===== Data for review
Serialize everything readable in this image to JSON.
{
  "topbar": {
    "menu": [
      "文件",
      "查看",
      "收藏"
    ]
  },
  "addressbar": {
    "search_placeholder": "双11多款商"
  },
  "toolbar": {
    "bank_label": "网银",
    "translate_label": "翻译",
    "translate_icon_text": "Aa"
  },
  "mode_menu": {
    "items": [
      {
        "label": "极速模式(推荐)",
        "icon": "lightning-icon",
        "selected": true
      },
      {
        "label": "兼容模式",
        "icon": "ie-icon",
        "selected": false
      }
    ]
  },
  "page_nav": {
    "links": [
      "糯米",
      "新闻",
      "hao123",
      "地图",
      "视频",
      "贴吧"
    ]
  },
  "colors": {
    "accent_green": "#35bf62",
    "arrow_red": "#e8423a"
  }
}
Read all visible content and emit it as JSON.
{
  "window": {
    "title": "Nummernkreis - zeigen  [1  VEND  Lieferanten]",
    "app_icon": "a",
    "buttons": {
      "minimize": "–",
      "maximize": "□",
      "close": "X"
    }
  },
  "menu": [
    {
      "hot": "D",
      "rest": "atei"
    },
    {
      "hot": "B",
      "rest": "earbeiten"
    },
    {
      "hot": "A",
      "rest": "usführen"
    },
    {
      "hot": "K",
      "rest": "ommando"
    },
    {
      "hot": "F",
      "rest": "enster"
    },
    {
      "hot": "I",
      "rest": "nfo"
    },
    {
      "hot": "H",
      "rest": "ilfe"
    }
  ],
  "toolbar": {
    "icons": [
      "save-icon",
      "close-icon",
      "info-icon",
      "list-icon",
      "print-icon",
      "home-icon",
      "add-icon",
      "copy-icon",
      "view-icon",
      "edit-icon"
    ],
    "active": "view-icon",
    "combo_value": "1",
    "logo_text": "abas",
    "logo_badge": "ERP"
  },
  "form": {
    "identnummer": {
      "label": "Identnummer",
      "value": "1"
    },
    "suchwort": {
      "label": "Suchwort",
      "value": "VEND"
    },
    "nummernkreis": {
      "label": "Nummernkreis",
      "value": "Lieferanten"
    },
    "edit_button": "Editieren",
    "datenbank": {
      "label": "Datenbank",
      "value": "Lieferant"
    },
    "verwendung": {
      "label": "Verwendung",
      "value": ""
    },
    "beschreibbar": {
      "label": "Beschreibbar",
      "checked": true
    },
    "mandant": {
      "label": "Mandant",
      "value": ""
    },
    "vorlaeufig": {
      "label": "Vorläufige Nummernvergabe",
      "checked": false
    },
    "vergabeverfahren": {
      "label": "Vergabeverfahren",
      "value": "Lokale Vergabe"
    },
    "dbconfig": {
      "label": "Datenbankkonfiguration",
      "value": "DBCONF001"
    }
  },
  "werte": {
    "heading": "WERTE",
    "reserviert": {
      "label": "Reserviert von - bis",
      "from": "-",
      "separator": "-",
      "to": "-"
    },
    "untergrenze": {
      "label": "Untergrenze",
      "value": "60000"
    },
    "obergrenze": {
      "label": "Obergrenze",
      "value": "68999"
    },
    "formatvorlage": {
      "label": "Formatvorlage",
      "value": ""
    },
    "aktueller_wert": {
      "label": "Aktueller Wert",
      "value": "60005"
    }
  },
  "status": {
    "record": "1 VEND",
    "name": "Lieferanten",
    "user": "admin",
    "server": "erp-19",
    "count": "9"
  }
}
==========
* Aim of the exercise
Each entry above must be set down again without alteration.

* Your solution
Serialize everything readable in this image to JSON.
{
  "topbar": {
    "menu": [
      "文件",
      "查看",
      "收藏"
    ]
  },
  "addressbar": {
    "search_placeholder": "双11多款商"
  },
  "toolbar": {
    "bank_label": "网银",
    "translate_label": "翻译",
    "translate_icon_text": "Aa"
  },
  "mode_menu": {
    "items": [
      {
        "label": "极速模式(推荐)",
        "icon": "lightning-icon",
        "selected": true
      },
      {
        "label": "兼容模式",
        "icon": "ie-icon",
        "selected": false
      }
    ]
  },
  "page_nav": {
    "links": [
      "糯米",
      "新闻",
      "hao123",
      "地图",
      "视频",
      "贴吧"
    ]
  },
  "colors": {
    "accent_green": "#35bf62",
    "arrow_red": "#e8423a"
  }
}
Read all visible content and emit it as JSON.
{
  "window": {
    "title": "Nummernkreis - zeigen  [1  VEND  Lieferanten]",
    "app_icon": "a",
    "buttons": {
      "minimize": "–",
      "maximize": "□",
      "close": "X"
    }
  },
  "menu": [
    {
      "hot": "D",
      "rest": "atei"
    },
    {
      "hot": "B",
      "rest": "earbeiten"
    },
    {
      "hot": "A",
      "rest": "usführen"
    },
    {
      "hot": "K",
      "rest": "ommando"
    },
    {
      "hot": "F",
      "rest": "enster"
    },
    {
      "hot": "I",
      "rest": "nfo"
    },
    {
      "hot": "H",
      "rest": "ilfe"
    }
  ],
  "toolbar": {
    "icons": [
      "save-icon",
      "close-icon",
      "info-icon",
      "list-icon",
      "print-icon",
      "home-icon",
      "add-icon",
      "copy-icon",
      "view-icon",
      "edit-icon"
    ],
    "active": "view-icon",
    "combo_value": "1",
    "logo_text": "abas",
    "logo_badge": "ERP"
  },
  "form": {
    "identnummer": {
      "label": "Identnummer",
      "value": "1"
    },
    "suchwort": {
      "label": "Suchwort",
      "value": "VEND"
    },
    "nummernkreis": {
      "label": "Nummernkreis",
      "value": "Lieferanten"
    },
    "edit_button": "Editieren",
    "datenbank": {
      "label": "Datenbank",
      "value": "Lieferant"
    },
    "verwendung": {
      "label": "Verwendung",
      "value": ""
    },
    "beschreibbar": {
      "label": "Beschreibbar",
      "checked": true
    },
    "mandant": {
      "label": "Mandant",
      "value": ""
    },
    "vorlaeufig": {
      "label": "Vorläufige Nummernvergabe",
      "checked": false
    },
    "vergabeverfahren": {
      "label": "Vergabeverfahren",
      "value": "Lokale Vergabe"
    },
    "dbconfig": {
      "label": "Datenbankkonfiguration",
      "value": "DBCONF001"
    }
  },
  "werte": {
    "heading": "WERTE",
    "reserviert": {
      "label": "Reserviert von - bis",
      "from": "-",
      "separator": "-",
      "to": "-"
    },
    "untergrenze": {
      "label": "Untergrenze",
      "value": "60000"
    },
    "obergrenze": {
      "label": "Obergrenze",
      "value": "68999"
    },
    "formatvorlage": {
      "label": "Formatvorlage",
      "value": ""
    },
    "aktueller_wert": {
      "label": "Aktueller Wert",
      "value": "60005"
    }
  },
  "status": {
    "record": "1 VEND",
    "name": "Lieferanten",
    "user": "admin",
    "server": "erp-19",
    "count": "9"
  }
}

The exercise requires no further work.